Nanoparticle-based delivery of drugs and contrast agents holds great promise in cancer research, because of the increased delivery efficiency compared to ‘free’ drugs and dyes. A versatile platform to investigate nanotechnology is the chick embryo chorioallantoic membrane tumour model, due to its availability (easy, cheap) and accessibility (interventions, imaging). In our group, we developed this model using several tumour cell lines (e.g. breast cancer, colon cancer). In addition, we have synthesized in-house silica coated photoluminescent upconversion nanoparticles with several functional groups (COOH, NH<sub>2</sub>, PEG). In this work we will present the systematic assessment of their in vivo blood circulation times.
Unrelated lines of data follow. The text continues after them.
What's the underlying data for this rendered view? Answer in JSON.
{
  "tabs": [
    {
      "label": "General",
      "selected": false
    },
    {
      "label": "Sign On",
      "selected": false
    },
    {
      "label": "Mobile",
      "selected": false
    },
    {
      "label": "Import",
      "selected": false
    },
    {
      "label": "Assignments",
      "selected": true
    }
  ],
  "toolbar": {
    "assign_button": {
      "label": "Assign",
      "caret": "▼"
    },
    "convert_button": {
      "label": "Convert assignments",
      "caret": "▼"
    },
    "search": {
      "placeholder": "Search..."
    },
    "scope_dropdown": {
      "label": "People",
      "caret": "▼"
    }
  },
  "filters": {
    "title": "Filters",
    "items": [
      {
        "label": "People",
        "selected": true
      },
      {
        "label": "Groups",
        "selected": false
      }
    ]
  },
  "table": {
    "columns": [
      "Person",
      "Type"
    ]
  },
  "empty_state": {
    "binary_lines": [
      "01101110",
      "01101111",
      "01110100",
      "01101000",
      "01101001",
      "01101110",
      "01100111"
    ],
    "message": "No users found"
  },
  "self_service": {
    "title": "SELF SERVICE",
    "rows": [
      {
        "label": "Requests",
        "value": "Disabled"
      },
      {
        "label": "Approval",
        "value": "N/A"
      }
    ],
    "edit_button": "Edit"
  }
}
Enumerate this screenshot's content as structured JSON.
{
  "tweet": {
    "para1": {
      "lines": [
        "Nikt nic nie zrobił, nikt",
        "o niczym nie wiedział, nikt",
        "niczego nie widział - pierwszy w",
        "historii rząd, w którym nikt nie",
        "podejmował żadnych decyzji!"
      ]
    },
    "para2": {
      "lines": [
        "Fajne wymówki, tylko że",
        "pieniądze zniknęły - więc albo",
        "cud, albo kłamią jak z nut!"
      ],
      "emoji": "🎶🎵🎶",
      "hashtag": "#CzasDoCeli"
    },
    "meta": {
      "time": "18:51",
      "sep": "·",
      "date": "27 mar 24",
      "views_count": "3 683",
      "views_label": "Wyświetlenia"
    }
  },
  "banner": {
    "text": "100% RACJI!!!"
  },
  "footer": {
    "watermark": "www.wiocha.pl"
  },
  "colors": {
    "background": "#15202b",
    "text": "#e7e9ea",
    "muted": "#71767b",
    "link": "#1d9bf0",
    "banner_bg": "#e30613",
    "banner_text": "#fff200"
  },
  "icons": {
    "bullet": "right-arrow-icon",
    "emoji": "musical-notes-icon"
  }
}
To this end, we injected chick embryos grown ex ovo with the functionalized UCNPs and obtained a small amount of blood at several time points after injection to create blood smears The UCNP signal from the blood smears was quantified using a modified inverted microscope imaging set-up. The results of this systematic study are valuable to optimize biochemistry protocols and guide nanomedicine advancement in the versatile chick embryo tumour model.
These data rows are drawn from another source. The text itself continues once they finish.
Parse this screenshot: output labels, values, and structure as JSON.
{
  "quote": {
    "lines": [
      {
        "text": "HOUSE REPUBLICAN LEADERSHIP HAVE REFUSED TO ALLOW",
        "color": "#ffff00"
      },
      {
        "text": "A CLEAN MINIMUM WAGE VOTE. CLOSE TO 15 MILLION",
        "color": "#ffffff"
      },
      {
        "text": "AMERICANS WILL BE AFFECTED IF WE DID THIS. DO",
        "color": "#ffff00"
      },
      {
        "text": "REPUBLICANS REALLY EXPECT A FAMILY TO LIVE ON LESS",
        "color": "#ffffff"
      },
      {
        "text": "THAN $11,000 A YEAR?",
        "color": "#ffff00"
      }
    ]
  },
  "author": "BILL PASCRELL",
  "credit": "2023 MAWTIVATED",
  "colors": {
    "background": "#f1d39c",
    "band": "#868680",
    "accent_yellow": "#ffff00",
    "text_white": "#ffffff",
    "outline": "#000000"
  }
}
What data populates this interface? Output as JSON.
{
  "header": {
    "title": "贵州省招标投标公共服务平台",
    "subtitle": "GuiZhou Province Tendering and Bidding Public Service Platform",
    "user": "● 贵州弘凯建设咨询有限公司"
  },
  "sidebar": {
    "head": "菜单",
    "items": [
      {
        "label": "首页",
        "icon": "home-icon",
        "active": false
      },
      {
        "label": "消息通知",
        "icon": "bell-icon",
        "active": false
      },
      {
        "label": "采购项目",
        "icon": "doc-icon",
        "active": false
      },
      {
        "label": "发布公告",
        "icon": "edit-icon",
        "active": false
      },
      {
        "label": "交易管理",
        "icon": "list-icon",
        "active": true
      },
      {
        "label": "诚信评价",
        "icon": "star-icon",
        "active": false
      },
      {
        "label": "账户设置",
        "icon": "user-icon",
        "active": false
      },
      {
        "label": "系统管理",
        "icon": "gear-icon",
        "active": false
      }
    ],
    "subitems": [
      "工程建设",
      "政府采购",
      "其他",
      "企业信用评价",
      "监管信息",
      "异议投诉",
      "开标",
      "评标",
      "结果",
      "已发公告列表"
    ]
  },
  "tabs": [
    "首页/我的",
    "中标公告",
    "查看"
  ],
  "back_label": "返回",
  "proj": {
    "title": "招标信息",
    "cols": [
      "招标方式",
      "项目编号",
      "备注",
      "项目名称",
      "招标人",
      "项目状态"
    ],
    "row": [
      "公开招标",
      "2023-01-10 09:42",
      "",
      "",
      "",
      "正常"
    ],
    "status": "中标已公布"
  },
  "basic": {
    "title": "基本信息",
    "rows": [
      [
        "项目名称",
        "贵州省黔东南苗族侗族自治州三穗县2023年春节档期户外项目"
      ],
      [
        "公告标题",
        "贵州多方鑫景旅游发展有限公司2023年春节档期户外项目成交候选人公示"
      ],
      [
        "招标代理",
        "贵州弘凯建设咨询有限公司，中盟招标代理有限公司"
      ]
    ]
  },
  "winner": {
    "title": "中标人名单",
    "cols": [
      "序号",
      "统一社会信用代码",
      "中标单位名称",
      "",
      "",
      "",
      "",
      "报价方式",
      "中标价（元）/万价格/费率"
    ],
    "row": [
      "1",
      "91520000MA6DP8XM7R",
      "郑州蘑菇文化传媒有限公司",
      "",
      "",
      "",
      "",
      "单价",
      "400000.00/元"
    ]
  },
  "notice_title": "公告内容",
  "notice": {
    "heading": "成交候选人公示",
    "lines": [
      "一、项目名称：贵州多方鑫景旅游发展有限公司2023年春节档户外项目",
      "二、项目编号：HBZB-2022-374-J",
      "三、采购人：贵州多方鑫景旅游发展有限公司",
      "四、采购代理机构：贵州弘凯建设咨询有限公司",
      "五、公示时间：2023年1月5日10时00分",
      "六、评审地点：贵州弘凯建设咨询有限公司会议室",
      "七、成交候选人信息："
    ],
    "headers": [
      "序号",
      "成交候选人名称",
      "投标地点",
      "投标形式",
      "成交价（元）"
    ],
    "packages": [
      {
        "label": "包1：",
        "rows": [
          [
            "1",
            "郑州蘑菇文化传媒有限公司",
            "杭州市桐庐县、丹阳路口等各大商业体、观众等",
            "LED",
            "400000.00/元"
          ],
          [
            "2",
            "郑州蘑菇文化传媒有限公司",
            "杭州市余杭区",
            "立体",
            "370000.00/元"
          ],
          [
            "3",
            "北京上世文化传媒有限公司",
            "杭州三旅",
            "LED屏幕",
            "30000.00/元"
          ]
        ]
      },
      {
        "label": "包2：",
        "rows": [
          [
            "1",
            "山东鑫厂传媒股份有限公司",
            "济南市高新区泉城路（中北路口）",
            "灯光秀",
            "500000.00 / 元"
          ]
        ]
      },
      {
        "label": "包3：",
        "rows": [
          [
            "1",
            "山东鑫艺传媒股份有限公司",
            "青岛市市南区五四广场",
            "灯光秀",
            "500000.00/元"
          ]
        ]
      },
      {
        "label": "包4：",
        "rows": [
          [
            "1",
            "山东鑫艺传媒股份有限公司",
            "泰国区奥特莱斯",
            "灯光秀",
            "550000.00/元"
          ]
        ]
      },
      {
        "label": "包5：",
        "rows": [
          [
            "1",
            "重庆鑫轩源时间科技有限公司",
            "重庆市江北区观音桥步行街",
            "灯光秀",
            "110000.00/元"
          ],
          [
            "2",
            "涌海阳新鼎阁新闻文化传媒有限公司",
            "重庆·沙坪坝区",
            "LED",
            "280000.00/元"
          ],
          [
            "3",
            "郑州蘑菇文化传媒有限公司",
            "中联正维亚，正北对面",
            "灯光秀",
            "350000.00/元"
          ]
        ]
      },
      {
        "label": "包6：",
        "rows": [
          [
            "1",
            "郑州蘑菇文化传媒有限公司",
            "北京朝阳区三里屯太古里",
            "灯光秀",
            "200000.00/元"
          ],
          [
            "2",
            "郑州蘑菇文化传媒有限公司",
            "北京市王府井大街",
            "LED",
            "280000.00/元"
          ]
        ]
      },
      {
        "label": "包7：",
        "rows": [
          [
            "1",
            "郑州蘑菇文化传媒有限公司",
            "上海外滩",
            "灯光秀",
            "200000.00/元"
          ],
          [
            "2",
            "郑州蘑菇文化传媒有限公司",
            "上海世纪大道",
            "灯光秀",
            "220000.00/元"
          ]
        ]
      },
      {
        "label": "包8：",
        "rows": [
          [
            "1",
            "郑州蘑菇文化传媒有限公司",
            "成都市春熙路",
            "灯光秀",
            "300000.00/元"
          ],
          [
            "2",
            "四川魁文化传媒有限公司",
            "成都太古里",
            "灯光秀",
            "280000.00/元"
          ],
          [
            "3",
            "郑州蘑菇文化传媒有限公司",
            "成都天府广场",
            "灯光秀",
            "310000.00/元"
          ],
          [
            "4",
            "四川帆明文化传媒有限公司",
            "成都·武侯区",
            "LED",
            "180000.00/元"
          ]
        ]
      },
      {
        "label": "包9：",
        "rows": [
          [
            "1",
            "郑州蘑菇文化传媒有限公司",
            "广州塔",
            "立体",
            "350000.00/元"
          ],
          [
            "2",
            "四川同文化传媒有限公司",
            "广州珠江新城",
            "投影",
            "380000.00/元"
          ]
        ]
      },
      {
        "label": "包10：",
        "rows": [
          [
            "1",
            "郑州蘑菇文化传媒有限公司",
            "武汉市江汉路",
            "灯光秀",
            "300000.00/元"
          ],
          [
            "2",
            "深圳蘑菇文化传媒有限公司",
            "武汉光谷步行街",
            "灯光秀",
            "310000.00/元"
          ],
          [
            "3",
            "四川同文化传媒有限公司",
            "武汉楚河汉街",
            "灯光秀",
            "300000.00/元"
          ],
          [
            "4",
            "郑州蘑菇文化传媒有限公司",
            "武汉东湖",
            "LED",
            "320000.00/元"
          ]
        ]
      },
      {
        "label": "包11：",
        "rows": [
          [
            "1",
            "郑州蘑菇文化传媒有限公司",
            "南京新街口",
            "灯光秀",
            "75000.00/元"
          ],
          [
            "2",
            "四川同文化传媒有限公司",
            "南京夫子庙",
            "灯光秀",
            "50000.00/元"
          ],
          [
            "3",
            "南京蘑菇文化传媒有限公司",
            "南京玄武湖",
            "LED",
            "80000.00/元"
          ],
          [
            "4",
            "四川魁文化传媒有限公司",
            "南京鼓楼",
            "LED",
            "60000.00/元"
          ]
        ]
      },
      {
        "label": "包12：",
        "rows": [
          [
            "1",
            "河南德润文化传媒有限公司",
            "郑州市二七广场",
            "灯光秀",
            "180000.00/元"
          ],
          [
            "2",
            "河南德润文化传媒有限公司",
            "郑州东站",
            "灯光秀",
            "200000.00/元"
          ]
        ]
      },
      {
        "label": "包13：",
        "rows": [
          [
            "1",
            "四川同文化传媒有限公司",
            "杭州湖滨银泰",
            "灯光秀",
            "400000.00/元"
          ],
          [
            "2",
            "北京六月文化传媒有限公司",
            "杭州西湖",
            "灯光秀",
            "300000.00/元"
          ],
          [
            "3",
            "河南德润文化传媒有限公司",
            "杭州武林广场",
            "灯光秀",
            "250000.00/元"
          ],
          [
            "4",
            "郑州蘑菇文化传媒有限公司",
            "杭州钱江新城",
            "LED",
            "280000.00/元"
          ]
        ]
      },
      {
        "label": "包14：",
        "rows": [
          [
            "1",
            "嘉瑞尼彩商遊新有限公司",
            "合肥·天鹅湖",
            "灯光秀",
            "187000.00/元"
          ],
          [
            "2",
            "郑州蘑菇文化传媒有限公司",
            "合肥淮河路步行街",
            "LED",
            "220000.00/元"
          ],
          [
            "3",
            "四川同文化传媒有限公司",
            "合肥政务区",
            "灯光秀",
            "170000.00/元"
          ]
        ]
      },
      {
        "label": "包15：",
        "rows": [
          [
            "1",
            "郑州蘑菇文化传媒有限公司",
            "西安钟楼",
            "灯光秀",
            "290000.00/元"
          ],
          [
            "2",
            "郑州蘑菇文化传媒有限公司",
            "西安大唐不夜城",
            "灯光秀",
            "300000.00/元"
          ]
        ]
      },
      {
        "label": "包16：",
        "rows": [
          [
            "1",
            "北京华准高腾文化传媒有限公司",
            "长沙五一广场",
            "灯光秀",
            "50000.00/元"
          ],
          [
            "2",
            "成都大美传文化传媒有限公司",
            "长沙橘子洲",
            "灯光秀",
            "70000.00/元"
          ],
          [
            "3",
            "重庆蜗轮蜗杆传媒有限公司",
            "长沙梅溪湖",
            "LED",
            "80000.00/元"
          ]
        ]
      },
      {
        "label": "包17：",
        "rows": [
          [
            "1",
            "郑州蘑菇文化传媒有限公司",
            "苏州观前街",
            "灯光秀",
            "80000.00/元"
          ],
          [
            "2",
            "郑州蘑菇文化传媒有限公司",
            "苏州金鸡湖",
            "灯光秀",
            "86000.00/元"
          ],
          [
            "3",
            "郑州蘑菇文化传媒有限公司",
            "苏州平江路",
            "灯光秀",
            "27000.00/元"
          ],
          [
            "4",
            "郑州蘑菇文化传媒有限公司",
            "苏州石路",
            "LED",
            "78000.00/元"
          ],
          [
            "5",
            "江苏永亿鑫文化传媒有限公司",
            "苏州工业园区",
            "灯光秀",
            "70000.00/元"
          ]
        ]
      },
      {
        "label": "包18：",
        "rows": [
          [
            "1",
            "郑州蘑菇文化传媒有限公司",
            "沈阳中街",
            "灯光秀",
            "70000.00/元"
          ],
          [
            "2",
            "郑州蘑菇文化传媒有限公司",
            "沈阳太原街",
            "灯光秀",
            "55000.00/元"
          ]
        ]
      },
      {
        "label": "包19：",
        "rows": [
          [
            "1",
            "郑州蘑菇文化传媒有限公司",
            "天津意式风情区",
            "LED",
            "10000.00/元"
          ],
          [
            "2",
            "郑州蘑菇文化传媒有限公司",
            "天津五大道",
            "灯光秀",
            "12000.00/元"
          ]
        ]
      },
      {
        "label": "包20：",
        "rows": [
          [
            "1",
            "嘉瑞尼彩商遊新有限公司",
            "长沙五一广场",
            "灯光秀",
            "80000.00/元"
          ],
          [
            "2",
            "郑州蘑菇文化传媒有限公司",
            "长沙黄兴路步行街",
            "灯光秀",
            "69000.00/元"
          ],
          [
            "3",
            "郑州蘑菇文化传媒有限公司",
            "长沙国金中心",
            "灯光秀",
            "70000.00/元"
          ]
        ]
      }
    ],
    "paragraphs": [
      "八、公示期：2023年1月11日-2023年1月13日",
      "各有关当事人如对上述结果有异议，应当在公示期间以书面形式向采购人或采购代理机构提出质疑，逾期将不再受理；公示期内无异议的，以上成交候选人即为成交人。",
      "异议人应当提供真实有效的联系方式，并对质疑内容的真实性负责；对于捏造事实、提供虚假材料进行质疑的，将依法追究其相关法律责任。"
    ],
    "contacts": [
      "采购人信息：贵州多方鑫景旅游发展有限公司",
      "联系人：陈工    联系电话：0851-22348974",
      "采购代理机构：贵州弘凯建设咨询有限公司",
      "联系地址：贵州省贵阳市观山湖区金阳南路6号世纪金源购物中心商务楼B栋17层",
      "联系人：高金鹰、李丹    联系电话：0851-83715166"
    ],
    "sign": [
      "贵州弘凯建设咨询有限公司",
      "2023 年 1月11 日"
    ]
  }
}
Innovative luminescent nanomaterials, termed upconversion nanoparticles (UCNPs), have demonstrated considerable promise as molecular probes for high-contrast optical imaging in cells and small animals. The feasibility study of optical diagnostics in humans is reported here based on experimental and theoretical modeling of optical imaging of an UCNP-labeled breast cancer lesion. UCNPs synthesized in-house were surface-capped with an amphiphilic polymer to achieve good colloidal stability in aqueous buffer solutions. The scFv4D5 mini-antibodies were grafted onto the UCNPs via a high-affinity molecular linker barstar:barnase (Bs:Bn) to allow their specific binding to the human epidermal growth factor receptor HER2/neu, which is overexpressed in human breast adenocarcinoma cells SK-BR-3. UCNP-Bs:Bn-scFv4D5 biocomplexes exhibited high-specific immobilization on the SK-BR-3 cells with the optical contrast as high as 10:1 benchmarked against a negative control cell line. Breast cancer optical diagnostics was experimentally modeled by means of epi-luminescence imaging of a monolayer of the UCNP-labeled SK-BR-3 cells buried under a breast tissue mimicking optical phantom. The experimental results were analyzed theoretically and projected to in vivo detection of early-stage breast cancer. The model predicts that the UCNP-assisted cancer detection is feasible up to 4 mm in tissue depth, showing considerable potential for diagnostic and image-guided surgery applications.